START RECORD EXTRACTS
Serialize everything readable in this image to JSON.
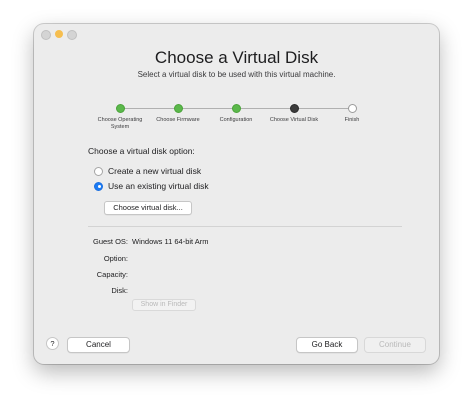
{
  "window": {
    "title": "Choose a Virtual Disk",
    "subtitle": "Select a virtual disk to be used with this virtual machine."
  },
  "steps": [
    {
      "label": "Choose Operating System",
      "state": "done"
    },
    {
      "label": "Choose Firmware",
      "state": "done"
    },
    {
      "label": "Configuration",
      "state": "done"
    },
    {
      "label": "Choose Virtual Disk",
      "state": "current"
    },
    {
      "label": "Finish",
      "state": "todo"
    }
  ],
  "disk_option": {
    "label": "Choose a virtual disk option:",
    "options": [
      {
        "label": "Create a new virtual disk",
        "selected": false
      },
      {
        "label": "Use an existing virtual disk",
        "selected": true
      }
    ],
    "choose_button": "Choose virtual disk..."
  },
  "info": {
    "guest_os_label": "Guest OS:",
    "guest_os_value": "Windows 11 64-bit Arm",
    "option_label": "Option:",
    "capacity_label": "Capacity:",
    "disk_label": "Disk:",
    "show_in_finder": "Show in Finder"
  },
  "footer": {
    "help": "?",
    "cancel": "Cancel",
    "go_back": "Go Back",
    "continue": "Continue"
  }
}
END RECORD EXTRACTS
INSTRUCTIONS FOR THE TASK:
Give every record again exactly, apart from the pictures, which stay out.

TASK OUTPUT:
Serialize everything readable in this image to JSON.
{
  "window": {
    "title": "Choose a Virtual Disk",
    "subtitle": "Select a virtual disk to be used with this virtual machine."
  },
  "steps": [
    {
      "label": "Choose Operating System",
      "state": "done"
    },
    {
      "label": "Choose Firmware",
      "state": "done"
    },
    {
      "label": "Configuration",
      "state": "done"
    },
    {
      "label": "Choose Virtual Disk",
      "state": "current"
    },
    {
      "label": "Finish",
      "state": "todo"
    }
  ],
  "disk_option": {
    "label": "Choose a virtual disk option:",
    "options": [
      {
        "label": "Create a new virtual disk",
        "selected": false
      },
      {
        "label": "Use an existing virtual disk",
        "selected": true
      }
    ],
    "choose_button": "Choose virtual disk..."
  },
  "info": {
    "guest_os_label": "Guest OS:",
    "guest_os_value": "Windows 11 64-bit Arm",
    "option_label": "Option:",
    "capacity_label": "Capacity:",
    "disk_label": "Disk:",
    "show_in_finder": "Show in Finder"
  },
  "footer": {
    "help": "?",
    "cancel": "Cancel",
    "go_back": "Go Back",
    "continue": "Continue"
  }
}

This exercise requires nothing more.